In a previous post I talked about Observers, and pretended everyone knew what I was talking about. This post will go into a little more detail about Observers.
The Frysk Monitor, as I mentioned in the previous post, is indented to provide a live modeling of processes on the system. The time lines in the monitor display events, these events are fed into the Monitor by Observers.
Observers are triggered by the Frysk core at interesting points during the execution of a process. The Signal Observer for example, is triggered when the traced process receives a signal. When the Frysk core realizes the process received a signal it stops the process notifies observers, the monitor plots a nice blue tick, then if there are no other requests the signal is delivered and the process is resumed. This way your program continues to run and you can monitor its execution.

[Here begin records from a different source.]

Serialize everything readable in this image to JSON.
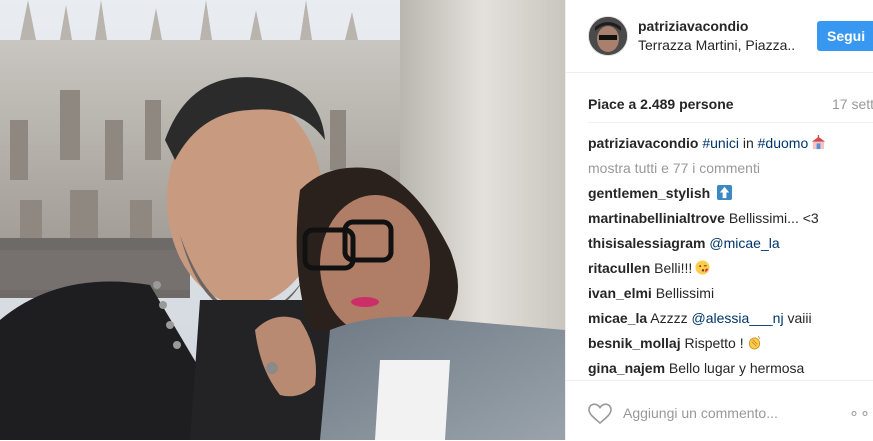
{
  "post": {
    "username": "patriziavacondio",
    "location": "Terrazza Martini, Piazza..",
    "follow_label": "Segui",
    "likes": "Piace a 2.489 persone",
    "date": "17 sett"
  },
  "caption": {
    "user": "patriziavacondio",
    "tag1": "#unici",
    "mid": " in ",
    "tag2": "#duomo"
  },
  "show_all": "mostra tutti e 77 i commenti",
  "comments": [
    {
      "user": "gentlemen_stylish",
      "text": "",
      "emoji": "top-arrow-emoji"
    },
    {
      "user": "martinabellinialtrove",
      "text": "Bellissimi... <3"
    },
    {
      "user": "thisisalessiagram",
      "mention": "@micae_la",
      "text": ""
    },
    {
      "user": "ritacullen",
      "text": "Belli!!!",
      "emoji": "kiss-face-emoji"
    },
    {
      "user": "ivan_elmi",
      "text": "Bellissimi"
    },
    {
      "user": "micae_la",
      "text": "Azzzz",
      "mention": "@alessia___nj",
      "text2": "vaiii"
    },
    {
      "user": "besnik_mollaj",
      "text": "Rispetto !",
      "emoji": "clap-emoji"
    },
    {
      "user": "gina_najem",
      "text": "Bello lugar y hermosa"
    }
  ],
  "add_comment_placeholder": "Aggiungi un commento...",
  "options_label": "∘∘∘",
  "colors": {
    "accent": "#3897f0",
    "tag": "#003569",
    "muted": "#999999"
  }
}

When you download Frysk there is a small set of observers provided. These include Syscall Observer, Signal Observer, Clone Observer, and Fork Observer. As the Frysk core gets more robust and complete there is virtually no limit to what observers the Frysk developers and users can create: FunctionFooCalledObserver, LibraryXLoadedObserver, NullPointerExceptionObserver? You get the idea.
The Current UI provides a way to do simple customizations of these Observers, by adding filters, and actions to them. For more complex events it is possible to write these observers in Java, and theoretically any other language that can be interfaced with Java.
Developers already do something similar with print statement debugging. The Frysk Monitor builds on that inspiration: it stream lines the process, eliminates the recursive debugging process (insert printf, compile, rerun), and provides visualization that takes into consideration threads, and multiple processes.
I envision people releasing Observers that are useful to their software. an example for Frysk would be a set of observers which monitor the different state transitions within the process/task state machines in the Frysk core.
For a future post I will create a relevant observer, and blog about the process and the results, and fix the bugs I find in the way.